When we are designing a communication network, we must deal with the inherent complexity of coordinating asynchronous operations communicating in a potentially slow and error-prone environment. In addition, the systems on the network must agree on a protocol or a set of protocols for determining host names, locating hosts on the network, establishing connections, and so on.
We can simplify the design problem (and related implementation) by partitioning the problem into multiple layers. Each layer on one system communicates with the equivalent layer on other systems. Typically, each layer has its own protocols, and communication takes place between peer layers using a specific protocol. The protocols may be implemented in hardware or software.
For instance, Figure 16.6 shows the logical communications between two computers, with the three lowest-level layers implemented in hardware. Following the International Standards Organization (ISO), we refer to the layers as follows:

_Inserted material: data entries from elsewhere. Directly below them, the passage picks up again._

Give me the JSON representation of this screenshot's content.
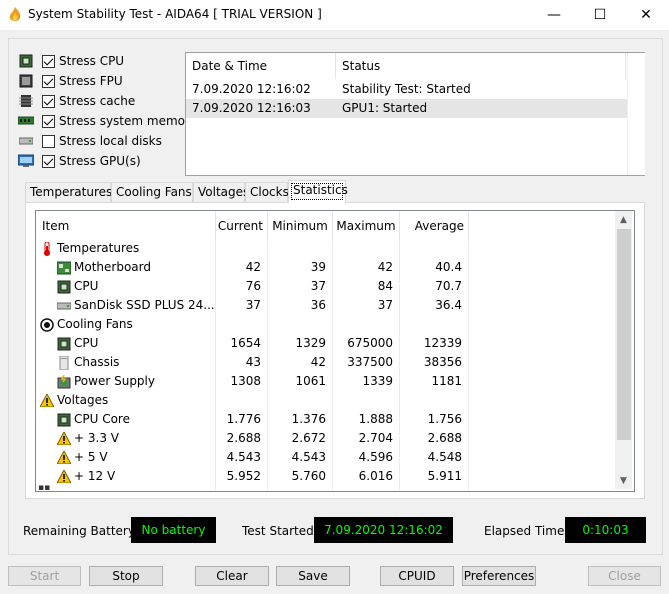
{
  "window": {
    "title": "System Stability Test - AIDA64  [ TRIAL VERSION ]",
    "minimize": "—",
    "maximize": "☐",
    "close": "✕"
  },
  "stress_options": [
    {
      "label": "Stress CPU",
      "checked": true,
      "icon": "cpu-icon"
    },
    {
      "label": "Stress FPU",
      "checked": true,
      "icon": "fpu-icon"
    },
    {
      "label": "Stress cache",
      "checked": true,
      "icon": "cache-icon"
    },
    {
      "label": "Stress system memory",
      "checked": true,
      "icon": "memory-icon"
    },
    {
      "label": "Stress local disks",
      "checked": false,
      "icon": "disk-icon"
    },
    {
      "label": "Stress GPU(s)",
      "checked": true,
      "icon": "gpu-icon"
    }
  ],
  "log": {
    "headers": {
      "datetime": "Date & Time",
      "status": "Status"
    },
    "rows": [
      {
        "datetime": "7.09.2020 12:16:02",
        "status": "Stability Test: Started"
      },
      {
        "datetime": "7.09.2020 12:16:03",
        "status": "GPU1: Started"
      }
    ]
  },
  "tabs": [
    "Temperatures",
    "Cooling Fans",
    "Voltages",
    "Clocks",
    "Statistics"
  ],
  "active_tab": "Statistics",
  "stats": {
    "headers": {
      "item": "Item",
      "current": "Current",
      "minimum": "Minimum",
      "maximum": "Maximum",
      "average": "Average"
    },
    "rows": [
      {
        "type": "group",
        "name": "Temperatures",
        "icon": "thermometer-icon"
      },
      {
        "type": "item",
        "name": "Motherboard",
        "icon": "motherboard-icon",
        "current": "42",
        "minimum": "39",
        "maximum": "42",
        "average": "40.4"
      },
      {
        "type": "item",
        "name": "CPU",
        "icon": "cpu-icon",
        "current": "76",
        "minimum": "37",
        "maximum": "84",
        "average": "70.7"
      },
      {
        "type": "item",
        "name": "SanDisk SSD PLUS 24...",
        "icon": "disk-icon",
        "current": "37",
        "minimum": "36",
        "maximum": "37",
        "average": "36.4"
      },
      {
        "type": "group",
        "name": "Cooling Fans",
        "icon": "fan-icon"
      },
      {
        "type": "item",
        "name": "CPU",
        "icon": "cpu-icon",
        "current": "1654",
        "minimum": "1329",
        "maximum": "675000",
        "average": "12339"
      },
      {
        "type": "item",
        "name": "Chassis",
        "icon": "chassis-icon",
        "current": "43",
        "minimum": "42",
        "maximum": "337500",
        "average": "38356"
      },
      {
        "type": "item",
        "name": "Power Supply",
        "icon": "power-supply-icon",
        "current": "1308",
        "minimum": "1061",
        "maximum": "1339",
        "average": "1181"
      },
      {
        "type": "group",
        "name": "Voltages",
        "icon": "warning-icon"
      },
      {
        "type": "item",
        "name": "CPU Core",
        "icon": "cpu-icon",
        "current": "1.776",
        "minimum": "1.376",
        "maximum": "1.888",
        "average": "1.756"
      },
      {
        "type": "item",
        "name": "+ 3.3 V",
        "icon": "warning-icon",
        "current": "2.688",
        "minimum": "2.672",
        "maximum": "2.704",
        "average": "2.688"
      },
      {
        "type": "item",
        "name": "+ 5 V",
        "icon": "warning-icon",
        "current": "4.543",
        "minimum": "4.543",
        "maximum": "4.596",
        "average": "4.548"
      },
      {
        "type": "item",
        "name": "+ 12 V",
        "icon": "warning-icon",
        "current": "5.952",
        "minimum": "5.760",
        "maximum": "6.016",
        "average": "5.911"
      }
    ]
  },
  "status": {
    "battery_label": "Remaining Battery:",
    "battery_value": "No battery",
    "started_label": "Test Started:",
    "started_value": "7.09.2020 12:16:02",
    "elapsed_label": "Elapsed Time:",
    "elapsed_value": "0:10:03"
  },
  "buttons": {
    "start": "Start",
    "stop": "Stop",
    "clear": "Clear",
    "save": "Save",
    "cpuid": "CPUID",
    "preferences": "Preferences",
    "close": "Close"
  },
  "colors": {
    "led_text": "#00ff00",
    "led_bg": "#000000"
  }
}
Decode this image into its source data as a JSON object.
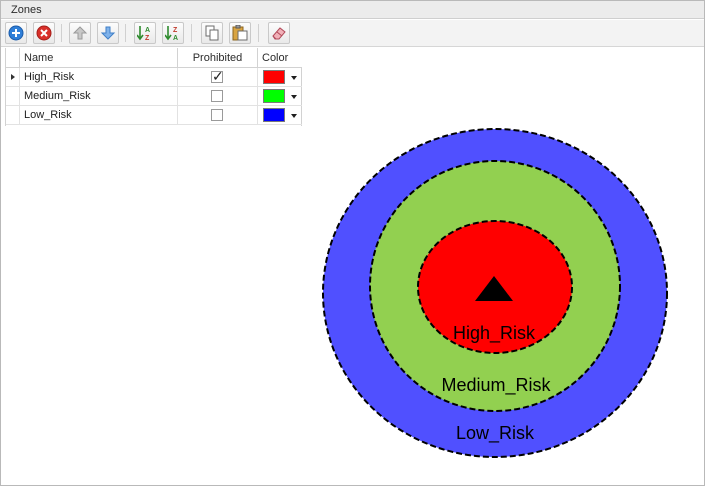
{
  "panel": {
    "title": "Zones"
  },
  "toolbar": {
    "buttons": [
      {
        "name": "add-zone-button",
        "icon": "plus-circle-icon"
      },
      {
        "name": "delete-zone-button",
        "icon": "remove-circle-icon"
      },
      {
        "name": "move-up-button",
        "icon": "arrow-up-icon"
      },
      {
        "name": "move-down-button",
        "icon": "arrow-down-icon"
      },
      {
        "name": "sort-ascending-button",
        "icon": "sort-az-icon"
      },
      {
        "name": "sort-descending-button",
        "icon": "sort-za-icon"
      },
      {
        "name": "copy-button",
        "icon": "copy-icon"
      },
      {
        "name": "paste-button",
        "icon": "paste-icon"
      },
      {
        "name": "eraser-button",
        "icon": "eraser-icon"
      }
    ]
  },
  "grid": {
    "columns": {
      "name": "Name",
      "prohibited": "Prohibited",
      "color": "Color"
    },
    "rows": [
      {
        "name": "High_Risk",
        "prohibited": true,
        "color": "#ff0000",
        "selected": true
      },
      {
        "name": "Medium_Risk",
        "prohibited": false,
        "color": "#00ff00",
        "selected": false
      },
      {
        "name": "Low_Risk",
        "prohibited": false,
        "color": "#0000ff",
        "selected": false
      }
    ]
  },
  "diagram": {
    "zones": [
      {
        "label": "Low_Risk",
        "fill": "#5050ff"
      },
      {
        "label": "Medium_Risk",
        "fill": "#92d050"
      },
      {
        "label": "High_Risk",
        "fill": "#ff0000"
      }
    ],
    "marker_icon": "triangle-marker-icon"
  }
}
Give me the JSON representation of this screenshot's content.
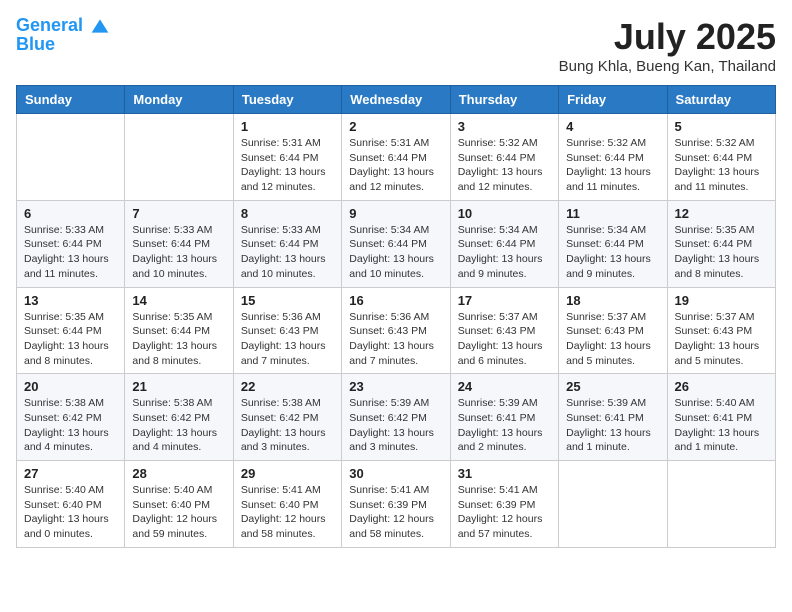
{
  "header": {
    "logo_line1": "General",
    "logo_line2": "Blue",
    "month": "July 2025",
    "location": "Bung Khla, Bueng Kan, Thailand"
  },
  "weekdays": [
    "Sunday",
    "Monday",
    "Tuesday",
    "Wednesday",
    "Thursday",
    "Friday",
    "Saturday"
  ],
  "weeks": [
    [
      null,
      null,
      {
        "day": 1,
        "sunrise": "5:31 AM",
        "sunset": "6:44 PM",
        "daylight": "13 hours and 12 minutes."
      },
      {
        "day": 2,
        "sunrise": "5:31 AM",
        "sunset": "6:44 PM",
        "daylight": "13 hours and 12 minutes."
      },
      {
        "day": 3,
        "sunrise": "5:32 AM",
        "sunset": "6:44 PM",
        "daylight": "13 hours and 12 minutes."
      },
      {
        "day": 4,
        "sunrise": "5:32 AM",
        "sunset": "6:44 PM",
        "daylight": "13 hours and 11 minutes."
      },
      {
        "day": 5,
        "sunrise": "5:32 AM",
        "sunset": "6:44 PM",
        "daylight": "13 hours and 11 minutes."
      }
    ],
    [
      {
        "day": 6,
        "sunrise": "5:33 AM",
        "sunset": "6:44 PM",
        "daylight": "13 hours and 11 minutes."
      },
      {
        "day": 7,
        "sunrise": "5:33 AM",
        "sunset": "6:44 PM",
        "daylight": "13 hours and 10 minutes."
      },
      {
        "day": 8,
        "sunrise": "5:33 AM",
        "sunset": "6:44 PM",
        "daylight": "13 hours and 10 minutes."
      },
      {
        "day": 9,
        "sunrise": "5:34 AM",
        "sunset": "6:44 PM",
        "daylight": "13 hours and 10 minutes."
      },
      {
        "day": 10,
        "sunrise": "5:34 AM",
        "sunset": "6:44 PM",
        "daylight": "13 hours and 9 minutes."
      },
      {
        "day": 11,
        "sunrise": "5:34 AM",
        "sunset": "6:44 PM",
        "daylight": "13 hours and 9 minutes."
      },
      {
        "day": 12,
        "sunrise": "5:35 AM",
        "sunset": "6:44 PM",
        "daylight": "13 hours and 8 minutes."
      }
    ],
    [
      {
        "day": 13,
        "sunrise": "5:35 AM",
        "sunset": "6:44 PM",
        "daylight": "13 hours and 8 minutes."
      },
      {
        "day": 14,
        "sunrise": "5:35 AM",
        "sunset": "6:44 PM",
        "daylight": "13 hours and 8 minutes."
      },
      {
        "day": 15,
        "sunrise": "5:36 AM",
        "sunset": "6:43 PM",
        "daylight": "13 hours and 7 minutes."
      },
      {
        "day": 16,
        "sunrise": "5:36 AM",
        "sunset": "6:43 PM",
        "daylight": "13 hours and 7 minutes."
      },
      {
        "day": 17,
        "sunrise": "5:37 AM",
        "sunset": "6:43 PM",
        "daylight": "13 hours and 6 minutes."
      },
      {
        "day": 18,
        "sunrise": "5:37 AM",
        "sunset": "6:43 PM",
        "daylight": "13 hours and 5 minutes."
      },
      {
        "day": 19,
        "sunrise": "5:37 AM",
        "sunset": "6:43 PM",
        "daylight": "13 hours and 5 minutes."
      }
    ],
    [
      {
        "day": 20,
        "sunrise": "5:38 AM",
        "sunset": "6:42 PM",
        "daylight": "13 hours and 4 minutes."
      },
      {
        "day": 21,
        "sunrise": "5:38 AM",
        "sunset": "6:42 PM",
        "daylight": "13 hours and 4 minutes."
      },
      {
        "day": 22,
        "sunrise": "5:38 AM",
        "sunset": "6:42 PM",
        "daylight": "13 hours and 3 minutes."
      },
      {
        "day": 23,
        "sunrise": "5:39 AM",
        "sunset": "6:42 PM",
        "daylight": "13 hours and 3 minutes."
      },
      {
        "day": 24,
        "sunrise": "5:39 AM",
        "sunset": "6:41 PM",
        "daylight": "13 hours and 2 minutes."
      },
      {
        "day": 25,
        "sunrise": "5:39 AM",
        "sunset": "6:41 PM",
        "daylight": "13 hours and 1 minute."
      },
      {
        "day": 26,
        "sunrise": "5:40 AM",
        "sunset": "6:41 PM",
        "daylight": "13 hours and 1 minute."
      }
    ],
    [
      {
        "day": 27,
        "sunrise": "5:40 AM",
        "sunset": "6:40 PM",
        "daylight": "13 hours and 0 minutes."
      },
      {
        "day": 28,
        "sunrise": "5:40 AM",
        "sunset": "6:40 PM",
        "daylight": "12 hours and 59 minutes."
      },
      {
        "day": 29,
        "sunrise": "5:41 AM",
        "sunset": "6:40 PM",
        "daylight": "12 hours and 58 minutes."
      },
      {
        "day": 30,
        "sunrise": "5:41 AM",
        "sunset": "6:39 PM",
        "daylight": "12 hours and 58 minutes."
      },
      {
        "day": 31,
        "sunrise": "5:41 AM",
        "sunset": "6:39 PM",
        "daylight": "12 hours and 57 minutes."
      },
      null,
      null
    ]
  ],
  "labels": {
    "sunrise": "Sunrise:",
    "sunset": "Sunset:",
    "daylight": "Daylight:"
  }
}
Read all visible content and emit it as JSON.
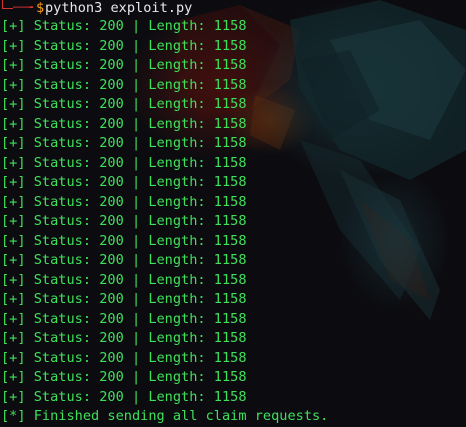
{
  "terminal": {
    "prompt": {
      "arrow": "──╼",
      "dollar": "$",
      "command": "python3 exploit.py"
    },
    "output_lines": [
      "[+] Status: 200 | Length: 1158",
      "[+] Status: 200 | Length: 1158",
      "[+] Status: 200 | Length: 1158",
      "[+] Status: 200 | Length: 1158",
      "[+] Status: 200 | Length: 1158",
      "[+] Status: 200 | Length: 1158",
      "[+] Status: 200 | Length: 1158",
      "[+] Status: 200 | Length: 1158",
      "[+] Status: 200 | Length: 1158",
      "[+] Status: 200 | Length: 1158",
      "[+] Status: 200 | Length: 1158",
      "[+] Status: 200 | Length: 1158",
      "[+] Status: 200 | Length: 1158",
      "[+] Status: 200 | Length: 1158",
      "[+] Status: 200 | Length: 1158",
      "[+] Status: 200 | Length: 1158",
      "[+] Status: 200 | Length: 1158",
      "[+] Status: 200 | Length: 1158",
      "[+] Status: 200 | Length: 1158",
      "[+] Status: 200 | Length: 1158"
    ],
    "final_line": "[*] Finished sending all claim requests."
  },
  "colors": {
    "background": "#0c0c10",
    "output_text": "#3fe05a",
    "prompt_frame": "#d0342c",
    "prompt_dollar": "#ff9e1b",
    "command_text": "#e8e8e8"
  },
  "wallpaper": {
    "subject": "parrot-icon"
  }
}
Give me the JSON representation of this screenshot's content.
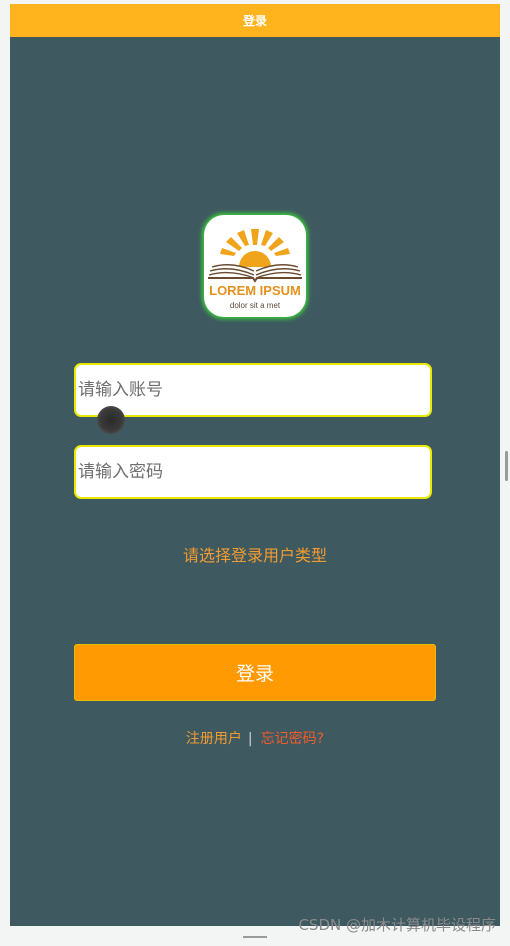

- Physical layer. The physical layer is responsible for handling both the mechanical and the electrical details of the physical transmission of a bit stream. At the physical layer, the communicating systems must agree on the electrical representation of a binary 0 and 1, so that when data are
Figure 16.7 summarizes the ISO protocol stack—a set of cooperating protocols—showing the physical flow of data. As mentioned, logically each layer of a protocol stack communicates with the equivalent layer on other systems. But physically, a message starts at or above the application layer and is passed through each lower level in turn. Each layer may modify the message and include message-header data for the equivalent layer on the receiving side. Ultimately, the message reaches the data-network layer and is transferred as one or more packets (Figure 16.8).
The data-link layer of the target system receives these data, and the message is moved up through the protocol stack; it is analyzed, modified, and stripped of headers as it progresses. It finally reaches the application layer for use by the receiving process.
The ISO model formalizes some of the earlier work done in network protocols but was developed in the late 1970s and is currently not in widespread use. Perhaps the most widely adopted protocol stack is the TCP/IP model, which has been adopted by virtually all Internet sites. The TCP/IP protocol stack has fewer layers than does the ISO model. Theoretically, because it combines several functions in each layer, it is more difficult to implement but more efficient than ISO networking. The relationship between the ISO and TCP/IP models is shown in Figure 16.9.
The TCP/IP application layer identifies several protocols in widespread use in the Internet, including HTTP, FTP, Telnet, DNS, and SMTP. The transport layer identifies the unreliable, connectionless user datagram protocol (UDP) and the reliable, connection-oriented transmission control protocol (TCP). The Internet protocol (IP) is responsible for routing IP datagrams through the Internet. The TCP/IP model does not formally identify a link or physical layer, allowing TCP/IP traffic to run across any physical network. In Section 16.9, we consider the TCP/IP model running over an Ethernet network.
Frequently Asked Questions
- Operating System Concepts ( Multi tasking, multi programming, multi-user, Multi-threading )
- Different Types of Operating Systems
- Batch Operating Systems
- Time sharing operating systems
- Distributed Operating Systems
- Network Operating System
- Real Time operating System
- Various Operating system services
- Architectures of Operating System
- Monolithic architecture - operating system
- Layered Architecture of Operating System
- Microkernel Architecture of operating system
- Hybrid Architecture of Operating System
- System Programs and Calls
- Process Management - Process concept